To give a practical example, few Illinois parents would honestly expect their children to repay the parents loaned their children for a house if the children are financially not able to do so.
While this is certainly not a bad thing per se, Illinois families need to remember that there are certain tax consequences to forgiving the debts of family members. Generally speaking, and to refer to the example above, if a parent forgives all or part of their children's loan, then the children must report that forgiven debt as income on their next year's tax returns.
Parents may try to get around this rule by calling their forgiveness of the loan a gift to their children. However, this is not always a simple matter. For one, if the gift is over a certain amount, then it may require reporting for gift tax purposes. Moreover, it must be crystal clear that the loan forgiveness was intended to be a gift in the first place.
Particularly in situations in which family members offer assistance to one another, the line between what is and is not a gift, as well as other important legal distinctions, can get blurred to the point where a full-blown tax controversy erupts and an Illinois resident finds herself in a roil either with the IRS or with state regulators.

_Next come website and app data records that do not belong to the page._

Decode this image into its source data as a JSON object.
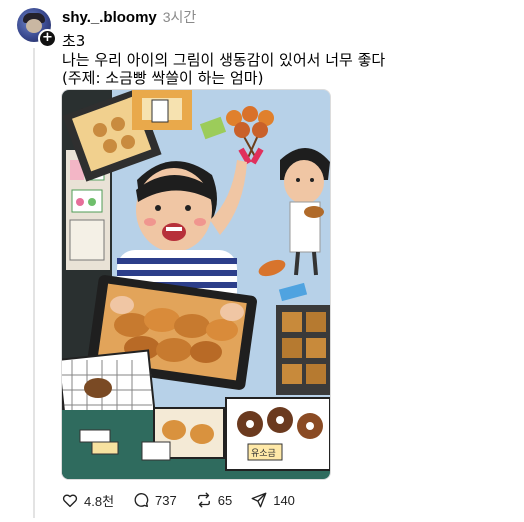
{
  "post": {
    "username": "shy._.bloomy",
    "time": "3시간",
    "text_line1": "초3",
    "text_line2": "나는 우리 아이의 그림이 생동감이 있어서 너무 좋다",
    "text_line3": "(주제: 소금빵 싹쓸이 하는 엄마)"
  },
  "image": {
    "alt_icon": "child-drawing-image",
    "labels": [
      "유소금"
    ]
  },
  "actions": {
    "like_count": "4.8천",
    "comment_count": "737",
    "repost_count": "65",
    "share_count": "140"
  },
  "colors": {
    "text": "#000000",
    "muted": "#8a8a8a",
    "thread_line": "#e3e3e3"
  }
}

The stakes are often high in these situations, as the end of this sort of legal battle could be thousands of dollars in additional tax liability as well as significant penalties and interest.
While skilled and well-thought gift and estate planning can help prevent these sorts of legal woes, sometimes a resident will want or even need to get professional legal assistance to resolve a tax dispute.